And that is why you should give a shit about minimalism. Because minimalism gives a shit about you in a way that materialism intrinsically cannot and never will.
You aren't a kid in school any-more, where being a fashion-conscious consumer was ingrained further into your psyche through bullying and peer pressure. You have the emotional maturity to change things, not worrying about what others think of your 'hippy' ways. You can dismiss the idea of the jones's and the competitiveness of trying to keep up with them. In minimalist thinking, your home is a sanctuary, not a closet, and your hobbies should bring you peace and deep happiness, not superficial short-lived buzzes.
Your whole life course is altered when you embrace minimalism.
If you have less need for stuff, you have less need for the money to buy it. And if you are someone who despises your career or wants to leave behind the 9-to-5, adopting minimalism can help. Some of us are always wondering what our actual passion is, what we should be doing instead of what we are, and we basically stumble on in a sense of constant disenchantment....well I certainly did and I know many people in the same position. And I also know how much minimalist thinking can help. It is so much more than de-cluttering your house or putting a spending ban on yourself. It is a retraining of your thought processes.

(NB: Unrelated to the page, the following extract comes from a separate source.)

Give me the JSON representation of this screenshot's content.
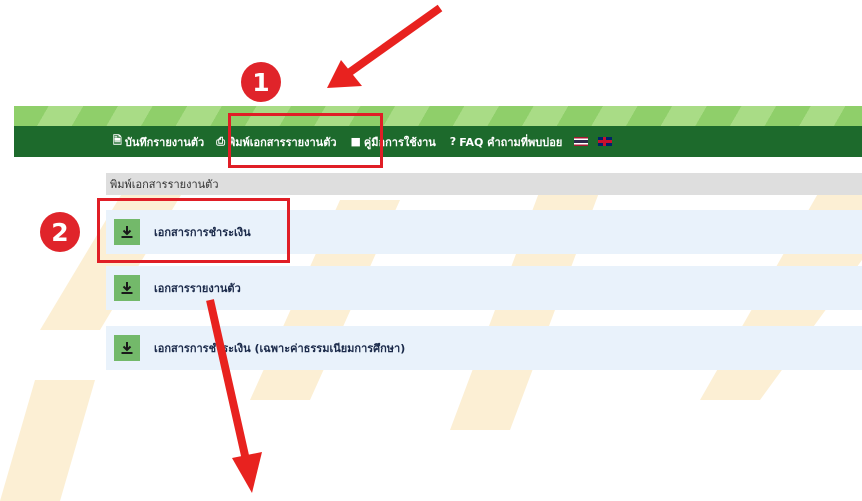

For many years you might have become addicted to the short-lived buzz that shopping gives you and so in a way, you are trying to cure an addiction. You are taking on a challenge that sees you give a big middle-finger to much of the rest of society who will frown at you and misunderstand your approach, in a way that might alienate you. But they soon might follow. People simply need to see that there is another way to be happy, and it is sometimes the only way to find it on a deeper level, separated from the stress of money.
Minimalism is not a religion, nor a rigid set of judgemental rules. There is no minimalist heaven, there is just the present, one that you can change, and a future that you can guide.
By the way,before you leave, the original popular series, The Minimalist Life Cleanse has been re-purposed and expanded on, and now comes in the book below, available NOW.
Thanks for reading!
Want more reads like this? You can now find Hannah in her own online space, Good Intentions. Minimalism, mindfulness, conscious living and self-love; all the good stuff centred around being kinder to yourself, and kinder to the world.